When we allow ourselves to detach from culture, only then can we see that we were living in a sort of sleepy haze. Only then can we have the clearest vision.
Waking up to my life has been terrifying and exhilarating. In the past several years, I have surveyed and scrutinized every single belief, value, behavior and relationship up close. What do I believe? What is real to me? What matters most? Why do I do this thing? Questioning everything has become second nature.
Embracing A Wider Lens
Sometimes all it takes to wake up is just thinking. It’s engaging with the things that have control over us that we might not even realize we are victim to. It’s stepping out of our own narrow views and embracing a wider lens, objectively observing the constructs that we have accepted and internalized.

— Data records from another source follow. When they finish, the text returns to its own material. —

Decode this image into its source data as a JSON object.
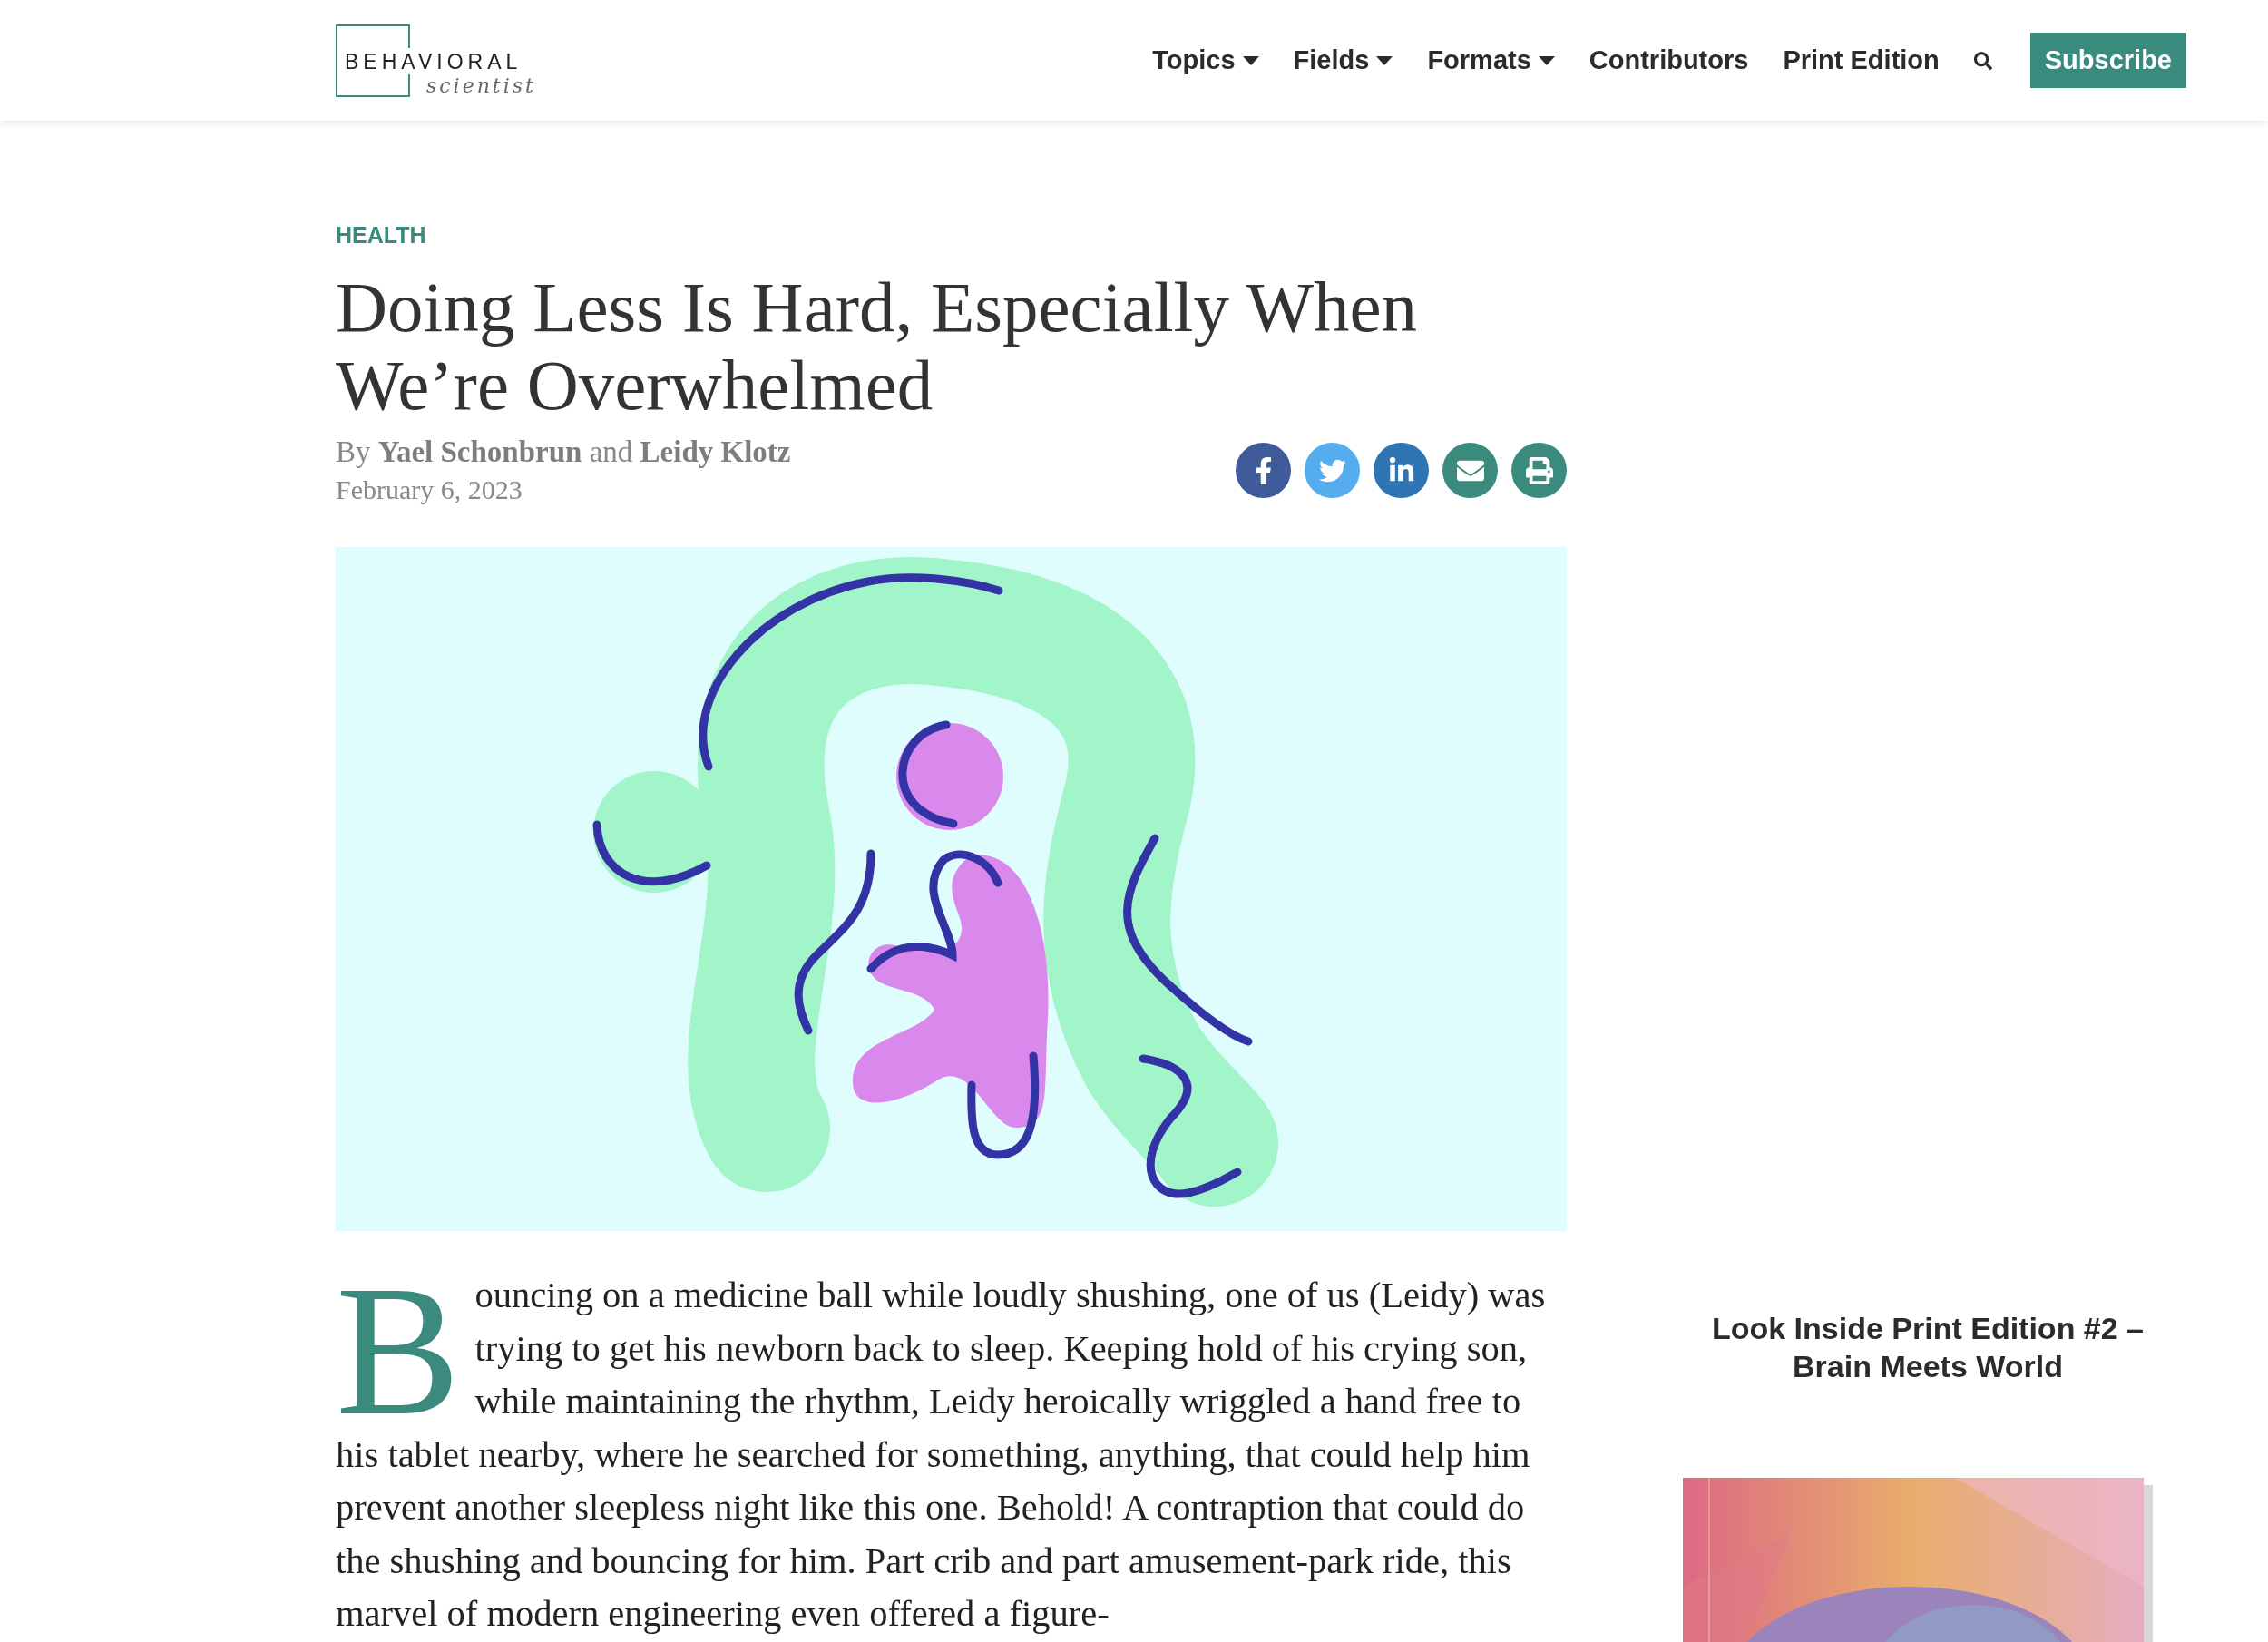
{
  "header": {
    "logo": {
      "line1": "BEHAVIORAL",
      "line2": "scientist"
    },
    "nav": [
      {
        "label": "Topics",
        "has_menu": true
      },
      {
        "label": "Fields",
        "has_menu": true
      },
      {
        "label": "Formats",
        "has_menu": true
      },
      {
        "label": "Contributors",
        "has_menu": false
      },
      {
        "label": "Print Edition",
        "has_menu": false
      }
    ],
    "subscribe": "Subscribe"
  },
  "article": {
    "category": "HEALTH",
    "title": "Doing Less Is Hard, Especially When We’re Overwhelmed",
    "byline": {
      "by": "By",
      "authors": [
        "Yael Schonbrun",
        "Leidy Klotz"
      ],
      "joiner": "and"
    },
    "date": "February 6, 2023",
    "share": [
      {
        "kind": "facebook",
        "color": "#3f5b99"
      },
      {
        "kind": "twitter",
        "color": "#55aded"
      },
      {
        "kind": "linkedin",
        "color": "#2f74b3"
      },
      {
        "kind": "email",
        "color": "#3a8a7e"
      },
      {
        "kind": "print",
        "color": "#3a8a7e"
      }
    ],
    "drop_cap": "B",
    "body": "ouncing on a medicine ball while loudly shushing, one of us (Leidy) was trying to get his newborn back to sleep. Keeping hold of his crying son, while maintaining the rhythm, Leidy heroically wriggled a hand free to his tablet nearby, where he searched for something, anything, that could help him prevent another sleepless night like this one. Behold! A contraption that could do the shushing and bouncing for him. Part crib and part amusement-park ride, this marvel of modern engineering even offered a figure-"
  },
  "sidebar": {
    "promo_title": "Look Inside Print Edition #2 – Brain Meets World"
  }
}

It’s easy to let confirmation bias be our master. When we don’t have a Clarisse to wake us up, how will we ever know whether we are truly living? Who will shake us out of our complacency?
An alternate perspective can do wonders for helping us grow into who we are truly meant to be, but we have to be open to those perspectives and not shut the door on them because of our own ignorance or fear. If and when those hurricane winds come, will you fight them or surrender to them? What will await you on the other side? Only YOU can answer these questions, once you are willing to do the work.
When we don’t have a Clarisse to wake us up, how will we know we are truly living?
I want to end with some summarized words from the brilliant Martha Beck: “Wanting something independent of the culture is true freedom. We don’t have to be IN the culture, but we don’t have to be in direct OPPOSITION to the culture either (because is that our true nature or just us rebelling and proving a point?) We can simply tune in to what our soul is reaching for and show up as OURSELVES, whatever that looks like.”
How will we know we are where we are supposed to be? Martha says, “When you look weird on the outside and feel good on the inside, that is how you know you’re on the right track.” 🙂